Say it out loud
Using 70s sports psychology to help your learning
Dave Thomas tells a story about inner tennis on Code Newbie podcast appearance. Its at 12:55 if you want to hear him tell the story.
Inner tennis was a system built in 70s by Tim Gallwey to train tennis players. From Tim’s website,
I then began to explore ways to focus the mind of the player on direct and non-judgmental observation of ball, body, and racquet in a way that would heighten learning, performance, and enjoyment of the process.
One of the methods was to put a chair in the middle of the court. Students did not aim for the chair, but instead describe where each shot landed in relation to the chair. This forced the students to pay attention to where their shots went. Their brain connects the movement of their body and racket with the instantaneous feedback. Repeat this hundreds of time and you gain accuracy.
Being aware, and vocalising the results of your actions force you to observe the results. Its easy to go out and hit a 1000 tennis balls, but without feedback you may just end up with sore hands and minor improvements.
Similarly with coding. Its so easy to get into the fail a test fix some code pass a test cycle. You start to mindlessly try solutions and fix things without knowing how or why it worked.
This non-judgemental observation allows us to objectively view that each action produces a certain result without the ego getting in the way. As I’ve talked about before error messages are wonderful, they help us fix it. Error messages are not a judgement of us as developers. Its hard to remember this.
This is why pairing can be so good and why my testing game is something I need to go back to.

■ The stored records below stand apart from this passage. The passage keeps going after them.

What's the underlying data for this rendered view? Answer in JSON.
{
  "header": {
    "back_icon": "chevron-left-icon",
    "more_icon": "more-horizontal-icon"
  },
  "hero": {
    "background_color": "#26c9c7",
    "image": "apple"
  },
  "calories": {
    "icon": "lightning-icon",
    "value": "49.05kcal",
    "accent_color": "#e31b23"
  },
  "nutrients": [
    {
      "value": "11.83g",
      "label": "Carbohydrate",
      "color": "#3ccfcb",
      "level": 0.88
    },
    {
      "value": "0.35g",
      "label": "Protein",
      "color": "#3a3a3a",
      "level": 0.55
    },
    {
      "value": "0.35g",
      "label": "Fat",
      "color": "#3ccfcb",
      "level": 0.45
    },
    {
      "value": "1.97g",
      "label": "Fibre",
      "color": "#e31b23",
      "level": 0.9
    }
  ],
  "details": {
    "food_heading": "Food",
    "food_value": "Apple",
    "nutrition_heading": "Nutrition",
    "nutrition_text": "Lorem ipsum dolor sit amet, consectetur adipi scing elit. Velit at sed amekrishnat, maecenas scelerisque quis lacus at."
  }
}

Tomorrow its all about saying out loud what you’re doing and why. Giving the brain that immediate feedback each time you do anything so it can learn.
Makers Academy Week4 Day2